WORK INSTRUCTIONS — Track down each line below containing the string "true" and copy it.

RAW DATA —
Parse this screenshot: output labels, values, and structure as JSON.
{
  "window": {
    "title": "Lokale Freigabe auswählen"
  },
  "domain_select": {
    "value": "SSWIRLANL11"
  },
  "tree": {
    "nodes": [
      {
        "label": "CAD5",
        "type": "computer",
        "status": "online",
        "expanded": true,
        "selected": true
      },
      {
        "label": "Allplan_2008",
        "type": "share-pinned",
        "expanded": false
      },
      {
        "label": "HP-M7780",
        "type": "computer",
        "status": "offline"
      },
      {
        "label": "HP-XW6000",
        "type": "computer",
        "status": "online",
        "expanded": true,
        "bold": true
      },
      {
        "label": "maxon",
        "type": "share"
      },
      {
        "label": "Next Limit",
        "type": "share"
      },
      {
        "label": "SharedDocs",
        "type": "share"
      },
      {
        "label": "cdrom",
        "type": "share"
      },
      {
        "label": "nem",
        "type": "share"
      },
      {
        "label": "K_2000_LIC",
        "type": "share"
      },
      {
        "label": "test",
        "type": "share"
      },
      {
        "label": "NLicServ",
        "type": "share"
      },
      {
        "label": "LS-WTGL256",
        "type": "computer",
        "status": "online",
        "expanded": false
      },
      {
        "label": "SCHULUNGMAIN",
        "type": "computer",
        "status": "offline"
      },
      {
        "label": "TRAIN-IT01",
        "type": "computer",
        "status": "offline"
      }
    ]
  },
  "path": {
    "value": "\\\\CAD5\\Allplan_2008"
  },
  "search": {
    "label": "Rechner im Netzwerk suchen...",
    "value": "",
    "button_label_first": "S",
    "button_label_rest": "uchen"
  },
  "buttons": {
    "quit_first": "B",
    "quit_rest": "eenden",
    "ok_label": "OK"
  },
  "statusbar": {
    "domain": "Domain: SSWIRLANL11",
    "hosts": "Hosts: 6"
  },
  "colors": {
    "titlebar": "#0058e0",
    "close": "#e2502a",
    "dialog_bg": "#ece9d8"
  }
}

SOLUTION TO THE EXERCISE —
        "expanded": true,
        "selected": true
        "expanded": true,
        "bold": true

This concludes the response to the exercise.